* Olaf Koch to take over on Jan. 1
* Board member Joel Saveuse renounced candidacy
* Koch seen carrying on with strategy to break-up Metro
* Franz Markus Haniel named chairman
(Adds analyst comments)
By Matthias Inverardi and Victoria Bryan
DUESSELDORF/FRANKFURT, Nov 18 World No.4
retailer Metro has picked its high-flying finance
director to be its next chief executive, signalling it will
stick with a plan to eventually break itself up and defying
calls for it to name a retail specialist.
Olaf Koch, who at 41 is the youngest chief executive of any
of Germany's 30 biggest listed companies, was not the preferred
candidate of the labour representatives on the supervisory board
and was only appointed thanks to the new chairman's casting
vote, company sources said on Friday.
That suggests Koch will have his work cut out to win over
colleagues who thought the group should pick a retail expert to
help steer it through turbulent trading conditions that have
hammered its shares this year.
Analysts expect Koch will follow the strategy of the
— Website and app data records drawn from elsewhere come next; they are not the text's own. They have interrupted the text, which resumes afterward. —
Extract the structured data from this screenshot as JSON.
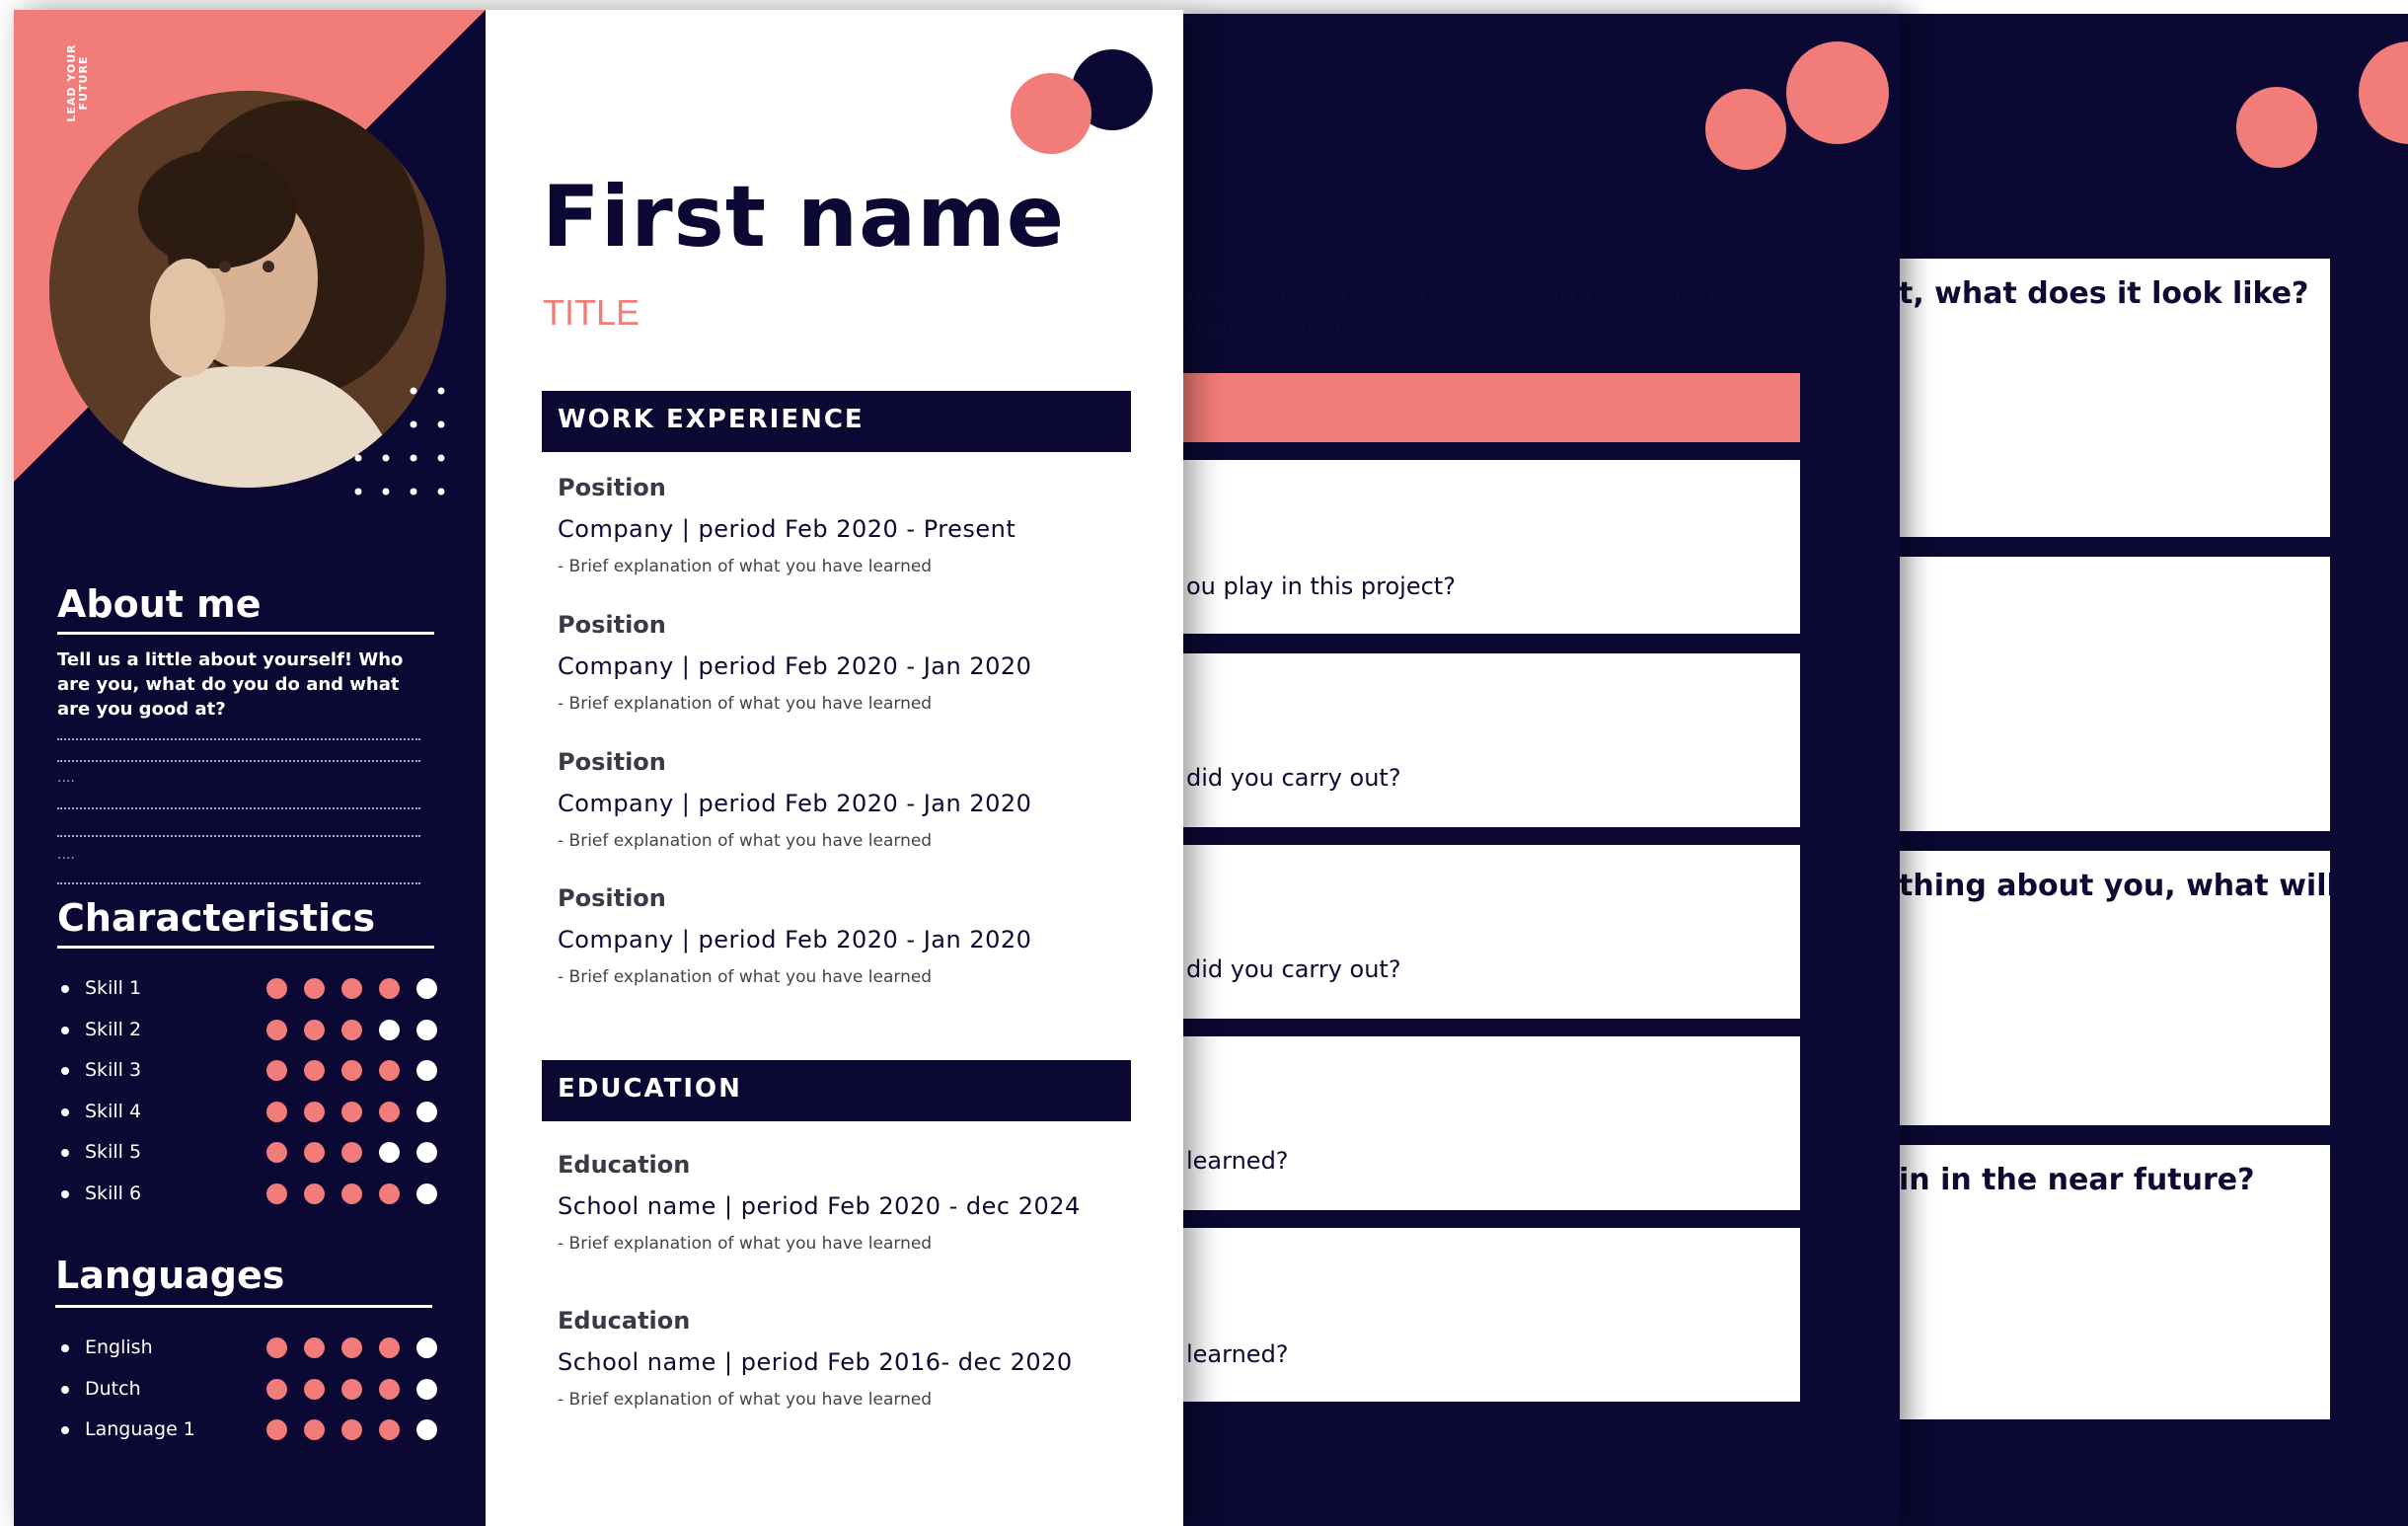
{
  "colors": {
    "navy": "#0b0833",
    "coral": "#f27c79",
    "white": "#ffffff"
  },
  "logo": {
    "text": "LEAD YOUR FUTURE"
  },
  "profile": {
    "name": "First name",
    "title": "TITLE",
    "photo": "portrait-photo"
  },
  "about": {
    "heading": "About me",
    "text_lines": [
      "Tell us a little about yourself! Who",
      "are you, what do you do and what",
      "are you good at?"
    ],
    "filler_short": "....",
    "filler_short2": "...."
  },
  "characteristics": {
    "heading": "Characteristics",
    "skills": [
      {
        "label": "Skill 1",
        "rating": 4
      },
      {
        "label": "Skill 2",
        "rating": 3
      },
      {
        "label": "Skill 3",
        "rating": 4
      },
      {
        "label": "Skill 4",
        "rating": 4
      },
      {
        "label": "Skill 5",
        "rating": 3
      },
      {
        "label": "Skill 6",
        "rating": 4
      }
    ]
  },
  "languages": {
    "heading": "Languages",
    "items": [
      {
        "label": "English",
        "rating": 4
      },
      {
        "label": "Dutch",
        "rating": 4
      },
      {
        "label": "Language 1",
        "rating": 4
      }
    ]
  },
  "work": {
    "heading": "WORK EXPERIENCE",
    "entries": [
      {
        "position": "Position",
        "line": "Company | period Feb 2020 - Present",
        "note": "- Brief explanation of what you have learned"
      },
      {
        "position": "Position",
        "line": "Company | period Feb 2020 - Jan 2020",
        "note": "- Brief explanation of what you have learned"
      },
      {
        "position": "Position",
        "line": "Company | period Feb 2020 - Jan 2020",
        "note": "- Brief explanation of what you have learned"
      },
      {
        "position": "Position",
        "line": "Company | period Feb 2020 - Jan 2020",
        "note": "- Brief explanation of what you have learned"
      }
    ]
  },
  "education": {
    "heading": "EDUCATION",
    "entries": [
      {
        "position": "Education",
        "line": "School name | period Feb 2020 - dec 2024",
        "note": "- Brief explanation of what you have learned"
      },
      {
        "position": "Education",
        "line": "School name | period Feb 2016- dec 2020",
        "note": "- Brief explanation of what you have learned"
      }
    ]
  },
  "page2": {
    "intro_lines": [
      "n various cases, projects and investigations at",
      "ded several masterclasses and workshops."
    ],
    "questions": [
      "ou play in this project?",
      "did you carry out?",
      "did you carry out?",
      "learned?",
      "learned?"
    ]
  },
  "page3": {
    "questions": [
      "t, what does it look like?",
      "thing about you, what will",
      "in in the near future?"
    ]
  }
}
previous CEO, his friend and fellow Daimler alumnus Eckhard
Cordes, who set in motion as yet unrealised plans to sell
department store chain Kaufhof and hypermarket business Real.
With few synergies between Metro's businesses, the plan was
to sell off these assets and focus on its cash and carry and
electrical goods operations, before eventually perhaps spinning
off the latter as well.
Koch also worked with Cordes on a restructuring plan that
angered labour representatives with job cuts, but steered Metro
to record profits in 2010.
Franz Markus Haniel, head of the family behind Metro's
largest shareholder and appointed on Friday as chairman, said
Koch "demonstrated that he is driving the changes required for
the company's long-term success."
Employee representatives had favoured retail veteran and
board member Joel Saveuse. He stepped aside as a candidate,
Metro said, confirming a Reuters report.
"I don't think the company is as yet a finished article.
Koch is a strategy man, a restructuring man. Saveuse is a very
good retailer. But he's not a strategy man," said one analyst
who declined to be named and welcomed Koch's appointment.
After a distinct lack of interest over the last year, three
bidders have now thrown their hats into the ring for Kaufhof,
including the owner of rival Karstadt, Nicolas Berggruen.
Austrian property company Signa is seen as Metro's preferred
bidder and has had access to Kaufhof's books.
Some on the supervisory board feel Metro should be more open
to the other bidders, sources said earlier on Friday, echoing
calls made by Berggruen in a Thursday newspaper interview.
In the long-term, many analysts expect Metro to also float
the MediaMarkt-Saturn electricals goods stores to concentrate
solely on its cash & carry business.
"The biggest challenge is for Koch to decide on a long-term
strategy for cash & carry and to ensure that Media-Markt has the
right set-up for a flotation," said Planet Retail's Boris
Cordes' lack of retail credentials was one of the many
criticisms levelled at him as the Metro share price slumped 33
percent this year on consumer confidence worries, weak trading
and concerns over its profit target.
The London-based analyst said Koch might run into the same
problems as Cordes with the trade unions but that an eventual
break-up was still the best strategy for Metro.
"That has always been the agenda of the Haniels. It's just
the markets that have made it a very difficult strategy to
pursue," he added.
While guitar-playing Koch may not have been the unions'
first choice, he is respected by colleagues for his straight
forward manner and his rise to head a company with annual sales
of 67 billion euros ($90.6 billion) has been swift.
Koch joined Daimler Benz, as it was then called, in 1994,
and worked under Cordes when he was engineering the merger with
Chrysler. After a two year stint at private equity house
Permira, he joined Cordes at Metro as finance chief in 2009.
Koch is seen as so close to Cordes that when the speculation
over Cordes' contract renewal was at its peak in September,
there was talk he could leave Metro with him.
Haniel had been holding intensive talks over recent days to
break the deadlock between the two sides of the 20-strong
supervisory board and applauded Saveuse's decision to renounce
his candidacy in favour of Koch.
Cordes will stand down on Dec 31.
Shares in Metro closed down 1 percent at 35.52 euros.
($1 = 0.739 Euros)
(Additional reporting by Mark Potter; editing by Greg Mahlich)